Bringing music to paper
Once the ‘why’ and the ‘what’ was answered, came the ‘how’. Or in this case the ‘how the f#%k?’
How do you bring music to paper? Taking a lean and mean approach, This Page Amsterdam embarked on pretty substantial research to find a way to bring an interactive music experience to a piece of paper.
Edward Tetteroo continues: “We approached the McTrax project with an iterative process where prototype after prototype was created. Each one included the crucial and most important functionalities. So by making mistakes and learning really quick, we kept pushing on.”
The technical nitty-gritty
To get down into the technical nitty-gritty, the agency boiled it down to input vs. output. The paper placemat had to be the input device, and the mobile phone the output device – doubly handy as everyone always has a mobile phone their pocket.
This Page already knew from previous experiments that there is a special ink that conducts electricity in existence. Ink that could turn a printed object into a machine. Or at least that was the theory…
To actually make the idea a reality, This Page contacted technology company Novalia in the UK. Dr Novalia had developed a technique to make paper interactive by printing conductive ink on paper, connecting the ink to a tiny circuit board including a tiny chip and battery. The circuit board can connect with a device via Bluetooth – the perfect solution for this idea.
This Page partner Jordi Buskermolen: “Once we had begun testing with the paper, we started thinking out the user interface of the placemat and the accompanying mobile app. The interface could have 26 touch points, as this is the maximum input signals of the circuit board.” With this in mind, they laid out all the different functionalities and created the design.

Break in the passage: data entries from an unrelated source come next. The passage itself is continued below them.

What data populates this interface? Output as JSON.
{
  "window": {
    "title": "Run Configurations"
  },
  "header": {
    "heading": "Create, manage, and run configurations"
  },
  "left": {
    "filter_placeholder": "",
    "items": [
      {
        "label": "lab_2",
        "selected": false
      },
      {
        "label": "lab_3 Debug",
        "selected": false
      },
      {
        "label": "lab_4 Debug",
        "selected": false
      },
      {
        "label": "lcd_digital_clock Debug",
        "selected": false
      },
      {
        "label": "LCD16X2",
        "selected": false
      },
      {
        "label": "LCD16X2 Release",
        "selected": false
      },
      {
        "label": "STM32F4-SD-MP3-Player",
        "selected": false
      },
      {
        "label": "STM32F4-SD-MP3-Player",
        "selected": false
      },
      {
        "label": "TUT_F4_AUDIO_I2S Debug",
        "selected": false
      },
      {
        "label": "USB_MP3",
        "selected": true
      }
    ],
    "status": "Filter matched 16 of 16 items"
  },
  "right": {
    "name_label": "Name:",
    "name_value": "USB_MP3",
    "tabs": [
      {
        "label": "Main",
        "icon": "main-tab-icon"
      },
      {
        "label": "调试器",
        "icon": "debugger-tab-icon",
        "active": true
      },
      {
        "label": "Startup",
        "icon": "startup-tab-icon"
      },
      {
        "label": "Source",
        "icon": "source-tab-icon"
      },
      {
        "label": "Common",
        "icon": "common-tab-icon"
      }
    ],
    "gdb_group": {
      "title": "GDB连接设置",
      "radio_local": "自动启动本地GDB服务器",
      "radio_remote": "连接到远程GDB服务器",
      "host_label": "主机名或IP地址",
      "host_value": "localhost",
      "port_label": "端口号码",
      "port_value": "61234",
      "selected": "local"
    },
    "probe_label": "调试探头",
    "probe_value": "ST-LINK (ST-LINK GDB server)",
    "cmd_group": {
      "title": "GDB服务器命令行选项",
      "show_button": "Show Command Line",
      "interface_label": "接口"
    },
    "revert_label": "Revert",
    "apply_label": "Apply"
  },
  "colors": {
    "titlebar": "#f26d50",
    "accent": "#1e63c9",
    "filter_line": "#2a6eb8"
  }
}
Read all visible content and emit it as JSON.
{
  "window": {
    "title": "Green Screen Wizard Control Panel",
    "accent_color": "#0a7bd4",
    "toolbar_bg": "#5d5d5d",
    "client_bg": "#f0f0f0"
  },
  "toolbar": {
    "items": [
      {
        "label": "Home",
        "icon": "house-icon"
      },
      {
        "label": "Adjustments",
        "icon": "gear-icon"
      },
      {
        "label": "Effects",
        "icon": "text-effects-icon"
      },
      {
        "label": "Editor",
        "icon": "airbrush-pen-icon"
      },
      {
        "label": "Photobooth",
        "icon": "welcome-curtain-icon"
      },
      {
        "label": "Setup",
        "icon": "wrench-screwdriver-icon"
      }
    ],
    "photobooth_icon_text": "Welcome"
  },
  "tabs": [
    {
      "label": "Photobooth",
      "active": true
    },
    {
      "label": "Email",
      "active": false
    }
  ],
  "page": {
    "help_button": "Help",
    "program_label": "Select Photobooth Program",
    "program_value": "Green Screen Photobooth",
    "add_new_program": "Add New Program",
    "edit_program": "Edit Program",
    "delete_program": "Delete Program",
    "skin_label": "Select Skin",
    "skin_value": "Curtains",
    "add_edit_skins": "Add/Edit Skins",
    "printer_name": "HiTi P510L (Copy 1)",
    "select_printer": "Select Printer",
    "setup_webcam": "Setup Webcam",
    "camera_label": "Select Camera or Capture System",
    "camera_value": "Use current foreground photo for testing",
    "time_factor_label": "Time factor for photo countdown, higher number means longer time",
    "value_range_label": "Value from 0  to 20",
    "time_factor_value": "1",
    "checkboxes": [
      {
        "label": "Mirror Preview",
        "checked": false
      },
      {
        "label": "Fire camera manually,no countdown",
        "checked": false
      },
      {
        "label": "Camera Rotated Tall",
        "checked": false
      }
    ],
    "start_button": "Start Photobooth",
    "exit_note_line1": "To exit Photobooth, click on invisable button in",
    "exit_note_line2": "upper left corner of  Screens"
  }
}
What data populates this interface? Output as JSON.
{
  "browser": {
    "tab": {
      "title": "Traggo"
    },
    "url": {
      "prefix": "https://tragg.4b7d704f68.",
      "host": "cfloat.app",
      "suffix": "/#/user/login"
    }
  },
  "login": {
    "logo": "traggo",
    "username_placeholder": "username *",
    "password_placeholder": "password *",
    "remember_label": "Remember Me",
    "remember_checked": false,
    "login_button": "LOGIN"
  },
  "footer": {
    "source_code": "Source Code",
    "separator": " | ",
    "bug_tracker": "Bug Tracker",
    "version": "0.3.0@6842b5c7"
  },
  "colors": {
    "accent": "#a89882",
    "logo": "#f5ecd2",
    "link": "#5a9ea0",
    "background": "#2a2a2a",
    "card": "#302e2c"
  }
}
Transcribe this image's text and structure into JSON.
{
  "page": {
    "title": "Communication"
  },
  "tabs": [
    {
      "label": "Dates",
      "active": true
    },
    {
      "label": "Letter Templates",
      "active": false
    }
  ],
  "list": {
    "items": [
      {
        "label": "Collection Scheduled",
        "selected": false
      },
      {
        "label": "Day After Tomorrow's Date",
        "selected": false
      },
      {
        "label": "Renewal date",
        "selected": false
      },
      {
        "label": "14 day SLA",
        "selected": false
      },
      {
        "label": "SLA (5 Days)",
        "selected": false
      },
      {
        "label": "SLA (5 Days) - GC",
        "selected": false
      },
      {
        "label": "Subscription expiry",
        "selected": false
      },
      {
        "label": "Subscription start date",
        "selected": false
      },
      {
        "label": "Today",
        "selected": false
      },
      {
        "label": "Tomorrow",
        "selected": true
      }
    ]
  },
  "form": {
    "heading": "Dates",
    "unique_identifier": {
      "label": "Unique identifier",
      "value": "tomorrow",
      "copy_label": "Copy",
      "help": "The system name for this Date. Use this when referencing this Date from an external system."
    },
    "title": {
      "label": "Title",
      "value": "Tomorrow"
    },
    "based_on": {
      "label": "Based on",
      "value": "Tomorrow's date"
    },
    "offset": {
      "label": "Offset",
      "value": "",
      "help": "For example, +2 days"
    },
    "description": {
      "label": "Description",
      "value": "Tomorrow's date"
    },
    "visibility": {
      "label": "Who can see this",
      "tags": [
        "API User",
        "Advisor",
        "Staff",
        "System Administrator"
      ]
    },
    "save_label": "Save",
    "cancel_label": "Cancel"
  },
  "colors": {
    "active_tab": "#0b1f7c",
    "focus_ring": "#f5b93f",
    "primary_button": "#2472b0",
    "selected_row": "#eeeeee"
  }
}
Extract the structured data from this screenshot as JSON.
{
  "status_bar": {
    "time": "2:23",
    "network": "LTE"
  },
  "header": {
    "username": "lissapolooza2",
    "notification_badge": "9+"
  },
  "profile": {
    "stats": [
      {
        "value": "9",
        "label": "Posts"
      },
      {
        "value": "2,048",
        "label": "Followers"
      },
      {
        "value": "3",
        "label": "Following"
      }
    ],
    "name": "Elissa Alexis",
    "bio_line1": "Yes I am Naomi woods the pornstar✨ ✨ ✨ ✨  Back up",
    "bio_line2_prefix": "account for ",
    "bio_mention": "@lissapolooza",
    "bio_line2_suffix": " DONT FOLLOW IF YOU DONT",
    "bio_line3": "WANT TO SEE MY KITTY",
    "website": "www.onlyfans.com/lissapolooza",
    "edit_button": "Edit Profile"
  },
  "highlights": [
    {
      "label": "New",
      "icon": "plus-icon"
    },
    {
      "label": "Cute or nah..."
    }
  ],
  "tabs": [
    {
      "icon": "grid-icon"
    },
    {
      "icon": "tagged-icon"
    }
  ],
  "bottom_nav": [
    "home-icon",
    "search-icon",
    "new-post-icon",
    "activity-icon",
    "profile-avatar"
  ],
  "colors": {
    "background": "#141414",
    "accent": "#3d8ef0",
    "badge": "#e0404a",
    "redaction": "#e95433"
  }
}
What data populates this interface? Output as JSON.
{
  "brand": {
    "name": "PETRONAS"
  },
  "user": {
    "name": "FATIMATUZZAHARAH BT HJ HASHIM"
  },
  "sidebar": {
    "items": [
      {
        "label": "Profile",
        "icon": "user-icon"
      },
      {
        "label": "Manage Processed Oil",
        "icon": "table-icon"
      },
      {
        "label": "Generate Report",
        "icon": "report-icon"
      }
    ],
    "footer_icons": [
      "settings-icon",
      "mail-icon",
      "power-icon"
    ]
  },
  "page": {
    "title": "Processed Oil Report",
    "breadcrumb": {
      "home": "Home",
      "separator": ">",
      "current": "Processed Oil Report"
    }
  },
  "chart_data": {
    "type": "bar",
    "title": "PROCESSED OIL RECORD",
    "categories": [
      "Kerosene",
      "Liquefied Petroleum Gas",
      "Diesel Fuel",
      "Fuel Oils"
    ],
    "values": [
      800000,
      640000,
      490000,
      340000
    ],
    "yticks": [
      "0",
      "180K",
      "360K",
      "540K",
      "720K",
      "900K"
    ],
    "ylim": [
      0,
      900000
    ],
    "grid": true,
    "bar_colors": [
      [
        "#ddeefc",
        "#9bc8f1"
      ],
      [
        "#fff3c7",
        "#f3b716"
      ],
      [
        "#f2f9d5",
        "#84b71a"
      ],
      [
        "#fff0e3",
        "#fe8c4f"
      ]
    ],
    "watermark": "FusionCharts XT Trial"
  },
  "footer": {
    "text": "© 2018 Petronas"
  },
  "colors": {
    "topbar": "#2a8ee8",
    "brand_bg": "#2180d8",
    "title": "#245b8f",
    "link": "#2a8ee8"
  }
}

The design of the app is very simple, yet very functional. It shows information like tempo, current music style, chosen effect or sample and such, in a very playful way. The user doesn’t have to know more than this: the user can focus on making music.
Buskermolen: “Some of us have children, and they were our perfect test users. When they couldn’t stop playing with the early version of the McTrax we knew we were on the right track.”
Finally a few functionalities were changed to make the layout a bit more user friendly, then the first batch of placemats were printed by Novalia. The introduction was such a crazy success in the Netherlands that McDonald’s is looking into rolling it out on a larger scale in other markets.
Using innovation to turn function into fun and combining the digital with the physical has certainly paid off so far by impressing the unimpressionable teen generation.
McTrax won a Lion at the recent Cannes Lions Festival Of Creativity and is also one of the few finalists nominated for a Lovie award.
Jordi Buskermolen, Managing Partner, This Page Amsterdam
Tel: +31(0)20 320 1111